→ Provided material:
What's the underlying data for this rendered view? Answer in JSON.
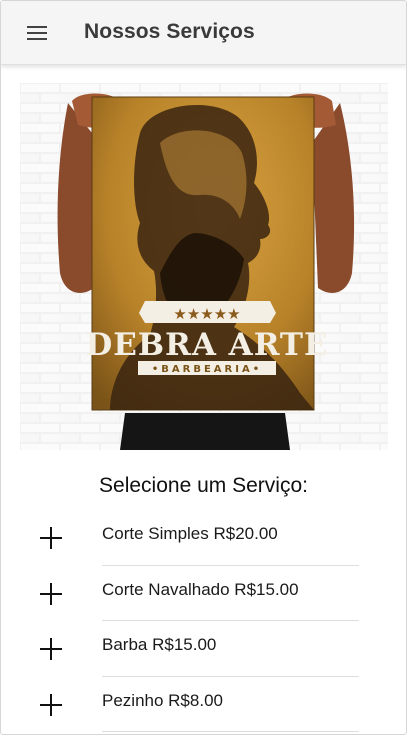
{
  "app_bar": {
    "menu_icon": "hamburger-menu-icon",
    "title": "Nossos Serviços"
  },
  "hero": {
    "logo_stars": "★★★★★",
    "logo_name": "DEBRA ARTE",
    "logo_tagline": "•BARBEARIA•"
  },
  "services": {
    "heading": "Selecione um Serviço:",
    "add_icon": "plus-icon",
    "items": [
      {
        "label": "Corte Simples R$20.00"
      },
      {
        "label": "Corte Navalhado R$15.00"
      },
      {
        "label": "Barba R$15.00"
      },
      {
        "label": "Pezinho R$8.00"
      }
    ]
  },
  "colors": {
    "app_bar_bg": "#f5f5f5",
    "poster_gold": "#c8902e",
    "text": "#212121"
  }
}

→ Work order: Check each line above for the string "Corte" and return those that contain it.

→ Expected answer:
        "label": "Corte Simples R$20.00"
        "label": "Corte Navalhado R$15.00"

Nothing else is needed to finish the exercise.